Ep. 88 - Dr. Carolyn Sue Williams shares part of her journey from a childhood with 11 other siblings in the Baton Rouge of the 1950s with DeeDee Strum of TrailBlazers Impact Podcast. She describes herself as an totally un-inspired high school student with only the prospect of "working in a white woman's kitchen" after graduation, to becoming one of the first four Black women in America to be awarded a PhD in political science in the early 1970s. She shares her eye-opening experience in a state sponsored civics and leadership development program after her junior year of high school, the Bayou State Girls program, and the life-altering outcomes that flowed therefrom, ultimately leading to a full scholarship for undergrad school with a class ranking of #13 and no expectation of college at all! With a B.S., M.S. and PhD in Political Science, she became a college professor in her late 20's. She received the totally unexpected opportunity to move to D.C. and subsequently received a Presidential appointment as Deputy Assistant Secretary for Community Planning and Development at the U.S. Department of Housing and Urban Development at age 32. Listen to hear how Carolyn became inspired to study political science and achieve her Ph.D. as the first handful of black women to do so in the history of America. You will also hear how she went on to make a change in the housing and community development sector.
- Having the inspiration to get a Ph.D. and study political science to be a true activist
- The meaning of a political science Ph.D. and the career path graduates follow
- Learning to expand the horizons with knowledge into business as opposed to being just a teacher
- The long-term impact of NARMC in the public housing sector
- Why you need to do the best you can in your current job to open up opportunities in the future
"When you're dealing with disenfranchised and impoverished people in this country or anywhere else, recognize that changes occur in very small stages."
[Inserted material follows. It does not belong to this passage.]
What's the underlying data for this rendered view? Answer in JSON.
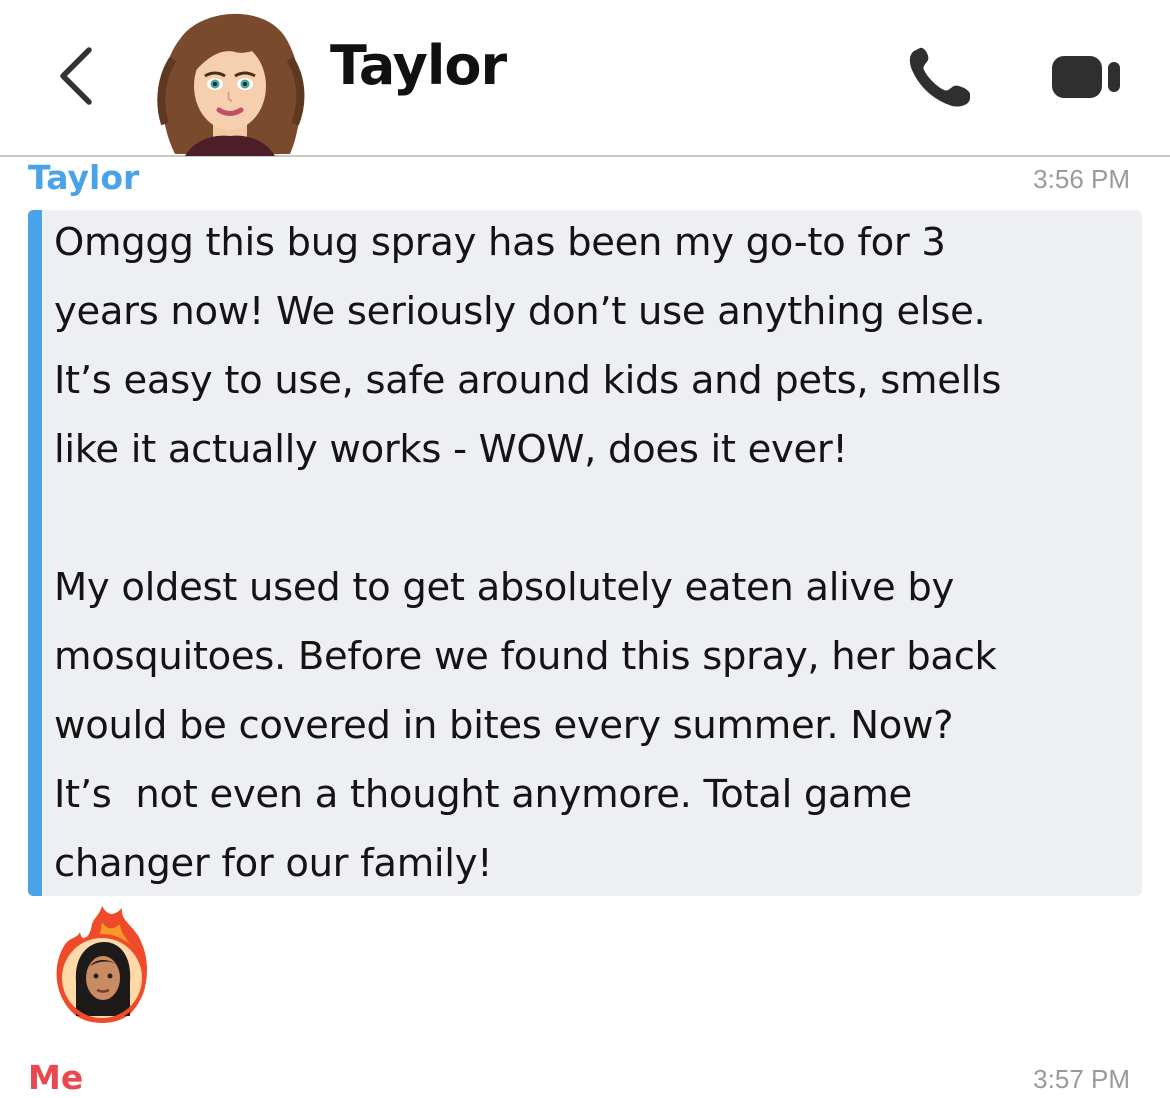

In this episode you'll discover:
She tells the story of how she went from an uninspired high school student to a Ph.D. political scientist [1:15]
Understanding what it entails to be a political scientist [9:18]
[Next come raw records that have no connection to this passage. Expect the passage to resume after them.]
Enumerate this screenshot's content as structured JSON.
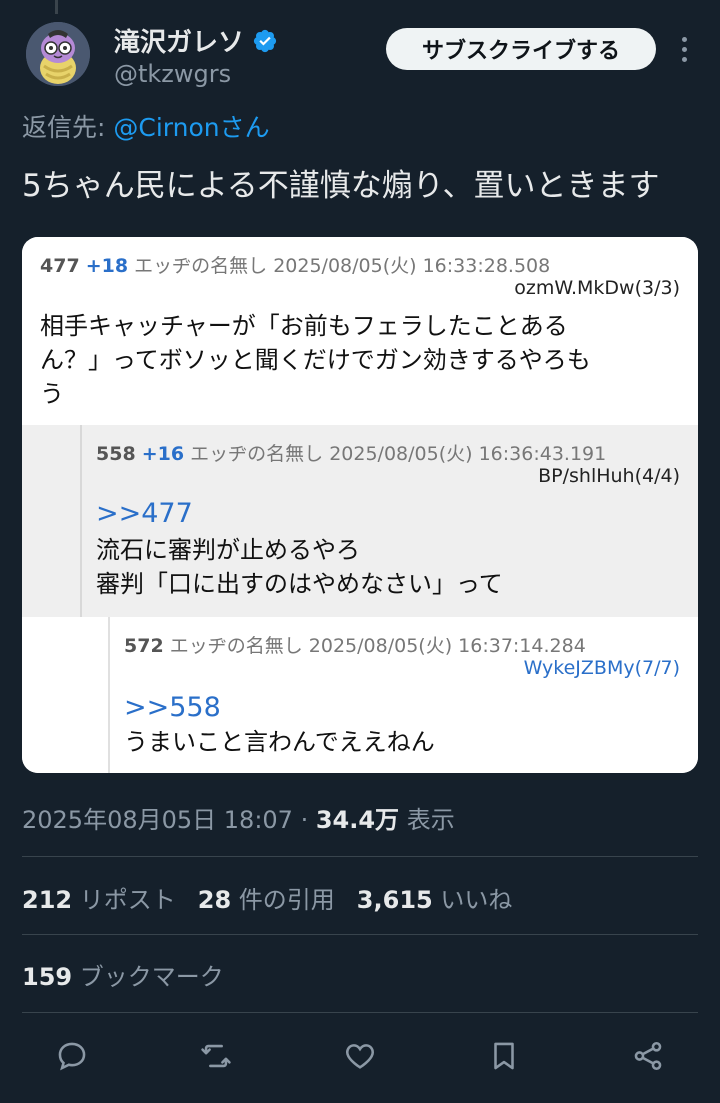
{
  "author": {
    "display_name": "滝沢ガレソ",
    "handle": "@tkzwgrs",
    "verified": true
  },
  "subscribe_label": "サブスクライブする",
  "reply_to": {
    "prefix": "返信先: ",
    "mention": "@Cirnon",
    "suffix": "さん"
  },
  "tweet_text": "5ちゃん民による不謹慎な煽り、置いときます",
  "screenshot": {
    "posts": [
      {
        "number": "477",
        "replies": "+18",
        "name": "エッヂの名無し",
        "datetime": "2025/08/05(火) 16:33:28.508",
        "id": "ozmW.MkDw(3/3)",
        "anchor": "",
        "lines": [
          "相手キャッチャーが「お前もフェラしたことある",
          "ん？」ってボソッと聞くだけでガン効きするやろも",
          "う"
        ]
      },
      {
        "number": "558",
        "replies": "+16",
        "name": "エッヂの名無し",
        "datetime": "2025/08/05(火) 16:36:43.191",
        "id": "BP/shlHuh(4/4)",
        "anchor": ">>477",
        "lines": [
          "流石に審判が止めるやろ",
          "審判「口に出すのはやめなさい」って"
        ]
      },
      {
        "number": "572",
        "replies": "",
        "name": "エッヂの名無し",
        "datetime": "2025/08/05(火) 16:37:14.284",
        "id": "WykeJZBMy(7/7)",
        "anchor": ">>558",
        "lines": [
          "うまいこと言わんでええねん"
        ]
      }
    ]
  },
  "timestamp": "2025年08月05日 18:07 · ",
  "views_count": "34.4万",
  "views_label": " 表示",
  "stats": {
    "reposts_count": "212",
    "reposts_label": " リポスト",
    "quotes_count": "28",
    "quotes_label": " 件の引用",
    "likes_count": "3,615",
    "likes_label": " いいね",
    "bookmarks_count": "159",
    "bookmarks_label": " ブックマーク"
  },
  "icons": [
    "reply-icon",
    "retweet-icon",
    "like-icon",
    "bookmark-icon",
    "share-icon"
  ],
  "colors": {
    "background": "#15202b",
    "accent": "#1d9bf0",
    "text": "#e7e9ea",
    "muted": "#8b98a5"
  }
}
What opportunities exist for Ph.D. political scientists [11:38]
How she went from the classroom to HUD as the deputy assistant secretary [17:49]
She explains how she went into business and offered her skills to advocate for public housing and community development with Kimi Grey [26:32]
How NARMC has impacted the community and public housing sector [30:44]
What advice would she give to women in the housing and community development in the 21st century [36:03]
She then left the federal service at age 33 and embarked on activism through consulting and developing strategies with public housing resident leaders. She provided guidance to Kimi Gray, the founder of the National Association of Resident Management Corporations (NARMC) by using her understanding of the political arena to help make the business case for greater equity for the residents of public housing through such major legislation as the 1992 National Affordable Housing Act (NAHA).